The policy means that adults must either be fully vaccinated against Covid-19, have received a negative PCR or antigen test result in the previous 48 hours or have tested positive between 11 days and six months earlier, indicating their immunity. The government has postponed an extension of the pass to 12-17 year-olds until 30 August, allowing more time to complete the vaccine rollout in younger age groups.
Digital passes are hosted on the smartphone app TousAntiCovid, where vaccine certificates and test results from France and elsewhere in the EU can be uploaded via a QR code. According to the Musée du Louvre website, tourists from outside the EU can still enter the museum with a negative PCR or antigen test result from the previous 48 hours.
The decree states that face masks are no longer a legal requirement for visitors in venues using the health pass, but local government officials and site managers may enforce mask-wearing at their discretion. The websites of the popular Louvre, Orsay and Pompidou museums in Paris specify that masks are still mandatory for all visitors over the age of 11. Venue staff must also continue to wear masks, the labour ministry has said.
By the end of the week, lawmakers are due to vote on plans to apply the health pass in cafés, restaurants, shopping centres, hospitals and care homes, and for long-distance journeys by plane, train and bus from 1 August. Announced by President Emmanuel Macron on 12 July, the move has sparked a surge in vaccine bookings as well as protests in major cities against what has been called a “health dictatorship”.
UPDATE: On 22 July, Italy followed France’s lead as prime minister Mario Draghi approved a new decree making a “green pass” mandatory from 6 August for everyone over the age of 12 to enter museums, cultural venues, festivals, sports events and facilities and indoor areas of restaurants. Unlike the French pass, the Italian system only requires people to have received their first vaccine dose or a negative test result from the previous 48 hours.
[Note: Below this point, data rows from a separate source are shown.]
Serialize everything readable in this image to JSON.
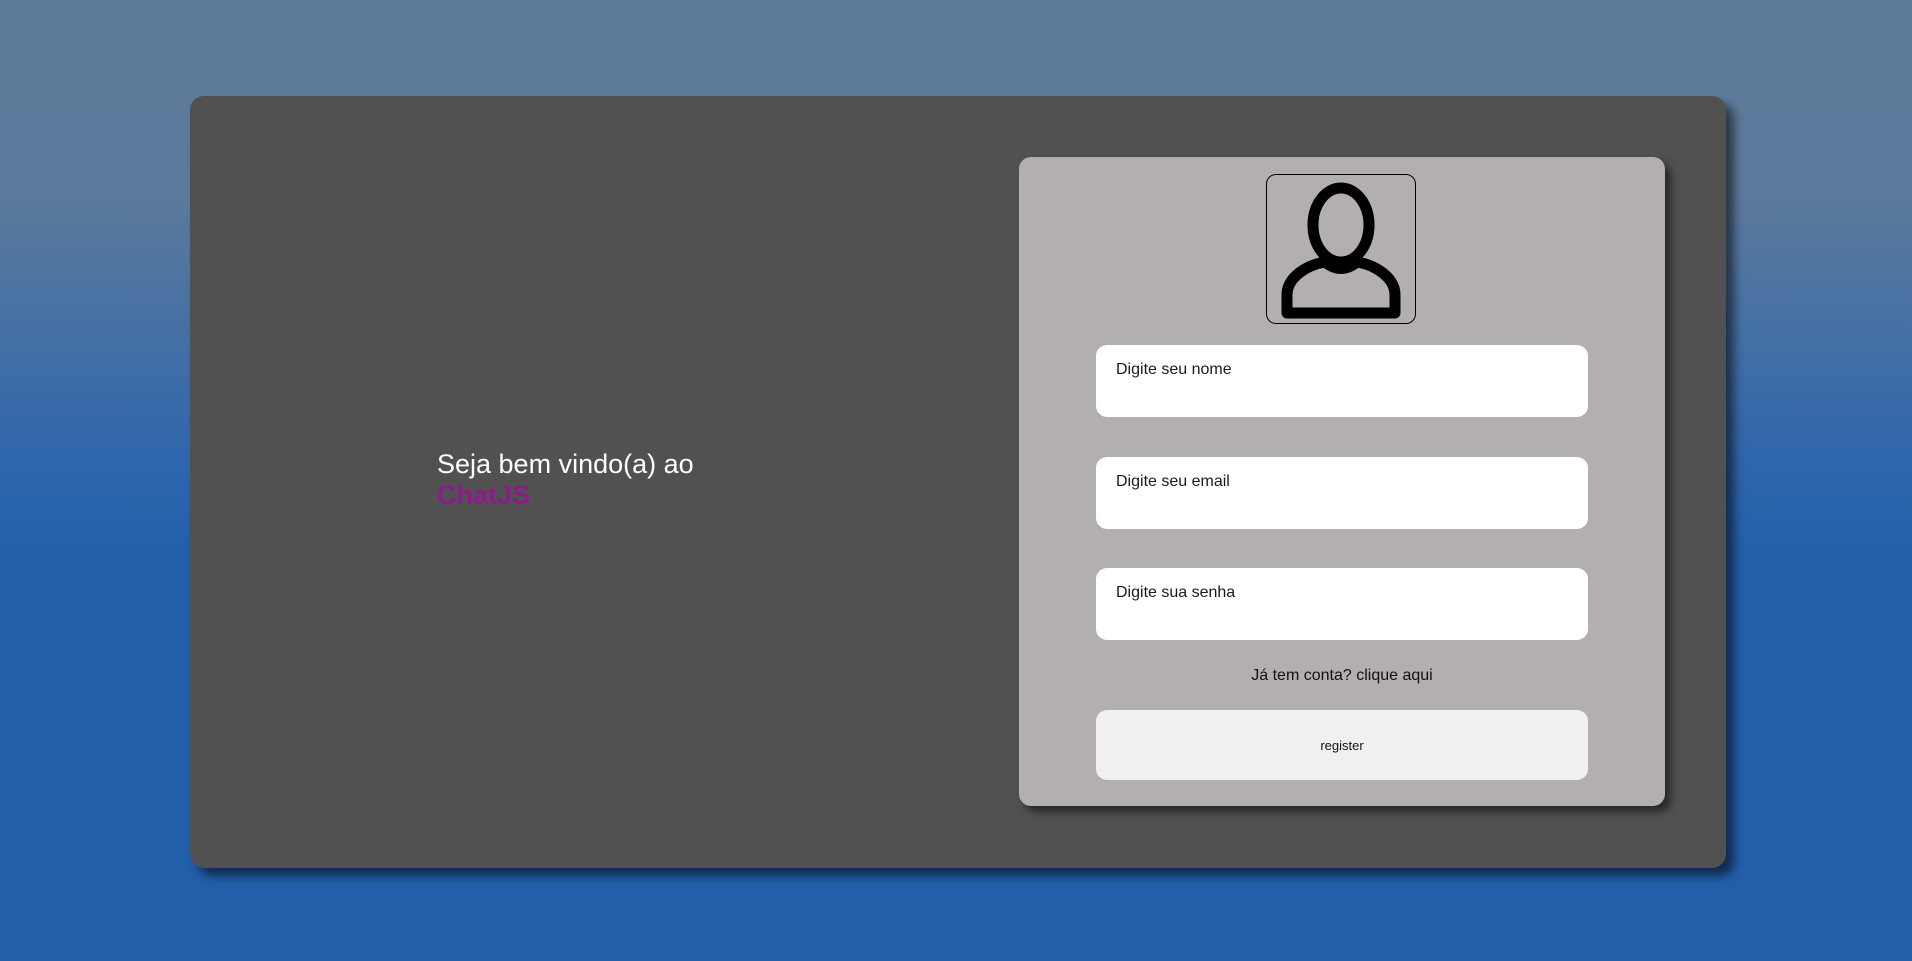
{
  "welcome": {
    "line": "Seja bem vindo(a) ao",
    "brand": "ChatJS",
    "brand_color": "#8e1a8e"
  },
  "form": {
    "avatar_icon": "user-icon",
    "name_placeholder": "Digite seu nome",
    "email_placeholder": "Digite seu email",
    "password_placeholder": "Digite sua senha",
    "login_prompt": "Já tem conta?",
    "login_link": "clique aqui",
    "register_label": "register"
  }
}
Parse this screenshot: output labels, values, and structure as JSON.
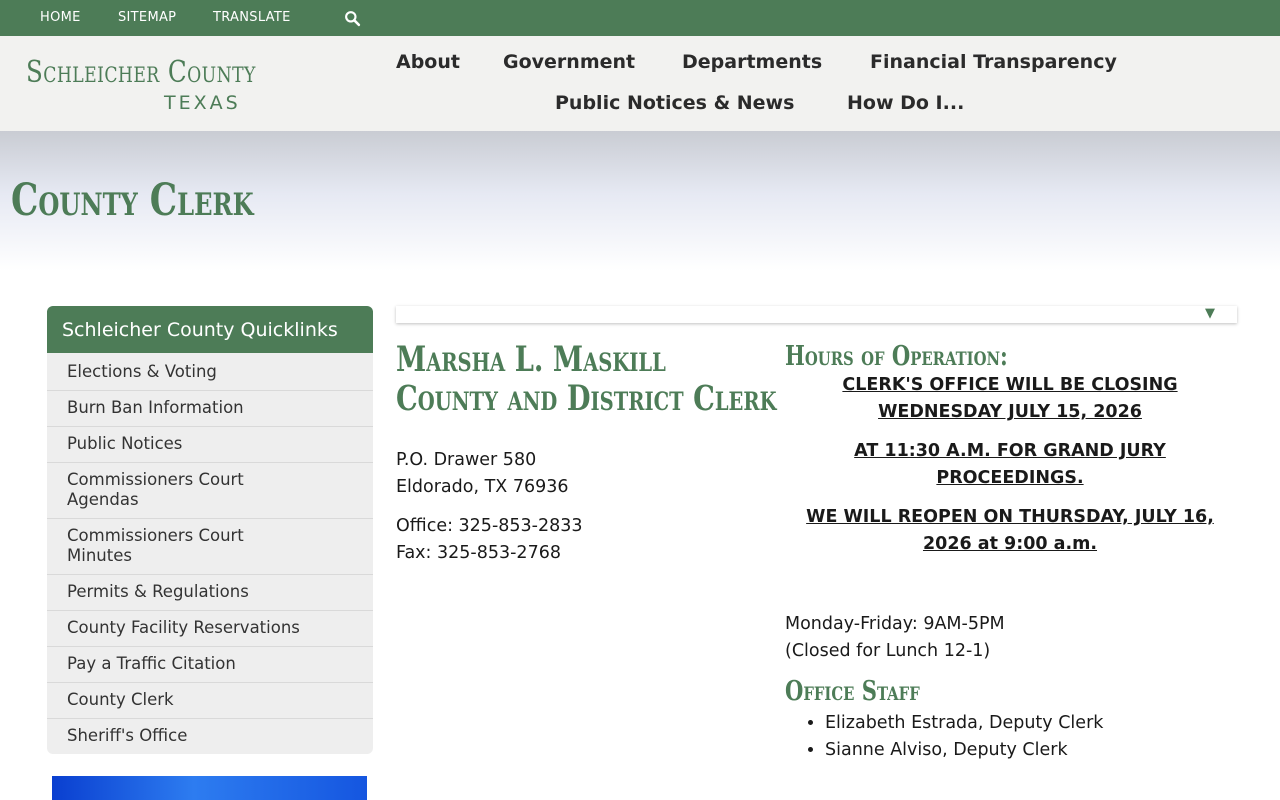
{
  "topbar": {
    "links": [
      "HOME",
      "SITEMAP",
      "TRANSLATE"
    ],
    "search_icon": "search-icon"
  },
  "logo": {
    "main": "Schleicher County",
    "sub": "TEXAS"
  },
  "nav": {
    "items": [
      "About",
      "Government",
      "Departments",
      "Financial Transparency",
      "Public Notices & News",
      "How Do I..."
    ]
  },
  "page": {
    "title": "County Clerk"
  },
  "sidebar": {
    "heading": "Schleicher County Quicklinks",
    "items": [
      "Elections & Voting",
      "Burn Ban Information",
      "Public Notices",
      "Commissioners Court Agendas",
      "Commissioners Court Minutes",
      "Permits & Regulations",
      "County Facility Reservations",
      "Pay a Traffic Citation",
      "County Clerk",
      "Sheriff's Office"
    ]
  },
  "content": {
    "collapse_icon": "▼",
    "clerk_name": "Marsha L. Maskill",
    "clerk_title": "County and District Clerk",
    "address_line1": "P.O. Drawer 580",
    "address_line2": "Eldorado, TX 76936",
    "office_phone": "Office: 325-853-2833",
    "fax": "Fax: 325-853-2768",
    "hours_heading": "Hours of Operation:",
    "notices": [
      "CLERK'S OFFICE WILL BE CLOSING WEDNESDAY JULY 15, 2026",
      "AT 11:30 A.M. FOR GRAND JURY PROCEEDINGS.",
      "WE WILL REOPEN ON THURSDAY, JULY 16, 2026 at 9:00 a.m."
    ],
    "hours_line1": "Monday-Friday: 9AM-5PM",
    "hours_line2": "(Closed for Lunch 12-1)",
    "staff_heading": "Office Staff",
    "staff": [
      "Elizabeth Estrada, Deputy Clerk",
      "Sianne Alviso, Deputy Clerk"
    ]
  },
  "colors": {
    "brand_green": "#4d7c57",
    "header_bg": "#f2f2f0",
    "sidebar_bg": "#eeeeee"
  }
}
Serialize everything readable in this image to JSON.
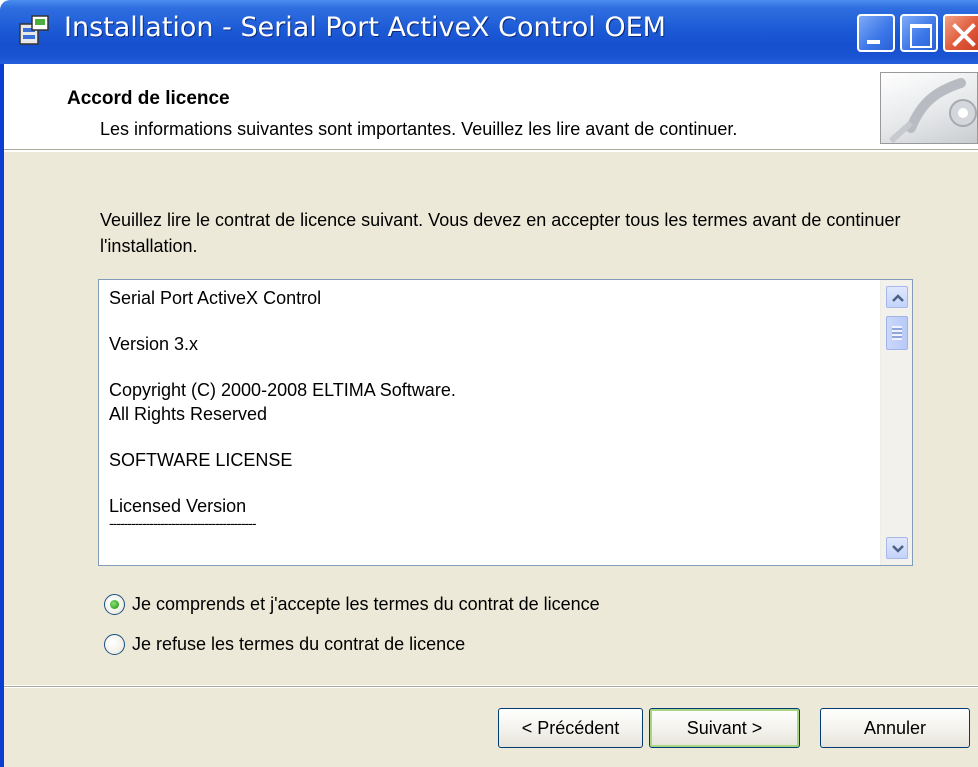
{
  "window": {
    "title": "Installation - Serial Port ActiveX Control OEM",
    "icon": "setup-icon",
    "controls": [
      "minimize-icon",
      "maximize-icon",
      "close-icon"
    ]
  },
  "header": {
    "title": "Accord de licence",
    "subtitle": "Les informations suivantes sont importantes. Veuillez les lire avant de continuer."
  },
  "body": {
    "intro": "Veuillez lire le contrat de licence suivant. Vous devez en accepter tous les termes avant de continuer l'installation.",
    "license_lines": [
      "Serial Port ActiveX Control",
      "Version 3.x",
      "Copyright (C) 2000-2008 ELTIMA Software.",
      "All Rights Reserved",
      "SOFTWARE LICENSE",
      "Licensed Version",
      "----------------------------------------"
    ],
    "options": [
      {
        "label": "Je comprends et j'accepte les termes du contrat de licence",
        "checked": true
      },
      {
        "label": "Je refuse les termes du contrat de licence",
        "checked": false
      }
    ]
  },
  "footer": {
    "back_label": "< Précédent",
    "next_label": "Suivant >",
    "cancel_label": "Annuler"
  },
  "colors": {
    "titlebar": "#1d5bd6",
    "dialog_bg": "#ece9d8",
    "radio_checked": "#33a821",
    "close_button": "#e0583a"
  }
}
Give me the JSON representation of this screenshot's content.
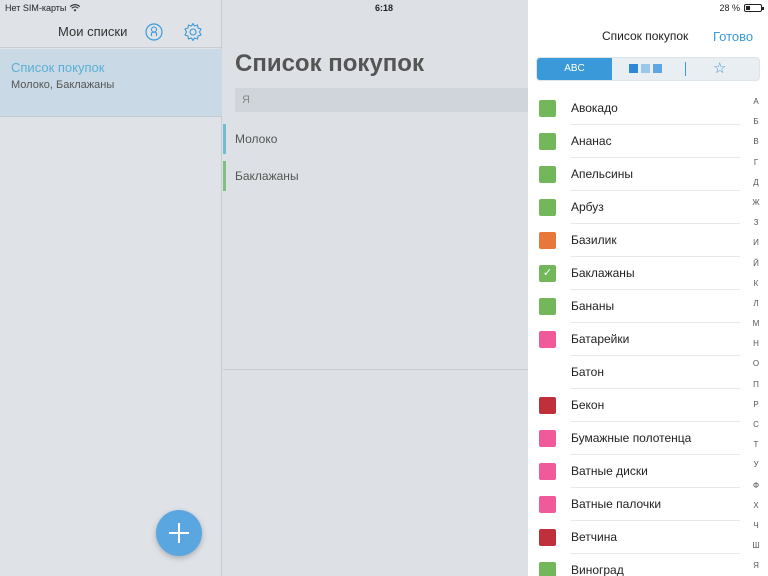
{
  "status_bar": {
    "carrier": "Нет SIM-карты",
    "time": "6:18",
    "battery_text": "28 %",
    "battery_level": 0.28
  },
  "sidebar": {
    "title": "Мои списки",
    "lists": [
      {
        "title": "Список покупок",
        "subtitle": "Молоко, Баклажаны"
      }
    ]
  },
  "main": {
    "title": "Список покупок",
    "input_value": "Я",
    "rows": [
      {
        "label": "Молоко",
        "color": "#6bbfd0"
      },
      {
        "label": "Баклажаны",
        "color": "#7fbf7f"
      }
    ]
  },
  "panel": {
    "title": "Список покупок",
    "done": "Готово",
    "segments": {
      "abc": "ABC"
    },
    "items": [
      {
        "label": "Авокадо",
        "color": "#72b85a",
        "checked": false
      },
      {
        "label": "Ананас",
        "color": "#72b85a",
        "checked": false
      },
      {
        "label": "Апельсины",
        "color": "#72b85a",
        "checked": false
      },
      {
        "label": "Арбуз",
        "color": "#72b85a",
        "checked": false
      },
      {
        "label": "Базилик",
        "color": "#e8773a",
        "checked": false
      },
      {
        "label": "Баклажаны",
        "color": "#72b85a",
        "checked": true
      },
      {
        "label": "Бананы",
        "color": "#72b85a",
        "checked": false
      },
      {
        "label": "Батарейки",
        "color": "#f05a9a",
        "checked": false
      },
      {
        "label": "Батон",
        "color": "",
        "checked": false
      },
      {
        "label": "Бекон",
        "color": "#c0303a",
        "checked": false
      },
      {
        "label": "Бумажные полотенца",
        "color": "#f05a9a",
        "checked": false
      },
      {
        "label": "Ватные диски",
        "color": "#f05a9a",
        "checked": false
      },
      {
        "label": "Ватные палочки",
        "color": "#f05a9a",
        "checked": false
      },
      {
        "label": "Ветчина",
        "color": "#c0303a",
        "checked": false
      },
      {
        "label": "Виноград",
        "color": "#72b85a",
        "checked": false
      }
    ],
    "alphabet": [
      "А",
      "Б",
      "В",
      "Г",
      "Д",
      "Ж",
      "З",
      "И",
      "Й",
      "К",
      "Л",
      "М",
      "Н",
      "О",
      "П",
      "Р",
      "С",
      "Т",
      "У",
      "Ф",
      "Х",
      "Ч",
      "Ш",
      "Я"
    ]
  }
}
Venue owners and users face fines of between €400 and €1,000 for non-compliance with the rules; a business could be shut down for up to ten days for repeated violations.